What the task asks — Copy out all the lines of the data that hold the word "label".

------------------------------------------------------------------------

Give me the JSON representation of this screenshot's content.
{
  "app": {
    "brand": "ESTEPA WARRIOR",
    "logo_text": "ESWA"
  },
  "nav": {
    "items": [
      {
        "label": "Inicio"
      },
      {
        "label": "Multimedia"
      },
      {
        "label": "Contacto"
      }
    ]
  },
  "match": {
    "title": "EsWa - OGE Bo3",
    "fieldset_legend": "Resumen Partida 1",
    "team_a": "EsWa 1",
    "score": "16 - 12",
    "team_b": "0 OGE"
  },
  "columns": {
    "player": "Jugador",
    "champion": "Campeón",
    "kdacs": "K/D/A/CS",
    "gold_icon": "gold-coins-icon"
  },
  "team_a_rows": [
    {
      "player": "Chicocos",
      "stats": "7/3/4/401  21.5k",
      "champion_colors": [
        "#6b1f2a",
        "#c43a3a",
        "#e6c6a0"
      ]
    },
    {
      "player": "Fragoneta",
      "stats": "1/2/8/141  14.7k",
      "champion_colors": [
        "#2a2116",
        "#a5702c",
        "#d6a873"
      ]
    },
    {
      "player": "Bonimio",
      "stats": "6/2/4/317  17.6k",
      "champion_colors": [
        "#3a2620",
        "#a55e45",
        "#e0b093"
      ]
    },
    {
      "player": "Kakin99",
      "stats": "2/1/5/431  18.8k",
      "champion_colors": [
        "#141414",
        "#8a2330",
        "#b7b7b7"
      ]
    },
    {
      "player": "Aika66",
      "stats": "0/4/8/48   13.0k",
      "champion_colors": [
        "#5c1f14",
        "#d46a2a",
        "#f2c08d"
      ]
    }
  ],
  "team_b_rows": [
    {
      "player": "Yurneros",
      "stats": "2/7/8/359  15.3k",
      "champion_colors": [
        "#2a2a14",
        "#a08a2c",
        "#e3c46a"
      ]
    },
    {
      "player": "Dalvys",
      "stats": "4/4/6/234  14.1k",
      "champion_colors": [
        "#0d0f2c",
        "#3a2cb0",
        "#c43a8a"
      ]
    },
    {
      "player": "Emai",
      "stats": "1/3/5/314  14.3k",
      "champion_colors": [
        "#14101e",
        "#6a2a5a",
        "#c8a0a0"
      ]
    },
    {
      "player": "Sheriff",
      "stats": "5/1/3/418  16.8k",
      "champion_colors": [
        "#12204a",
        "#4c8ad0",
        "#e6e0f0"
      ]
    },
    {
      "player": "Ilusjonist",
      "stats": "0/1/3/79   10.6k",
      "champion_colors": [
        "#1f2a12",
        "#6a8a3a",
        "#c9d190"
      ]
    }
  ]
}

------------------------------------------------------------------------

Answer to this task —
        "label": "Inicio"
        "label": "Multimedia"
        "label": "Contacto"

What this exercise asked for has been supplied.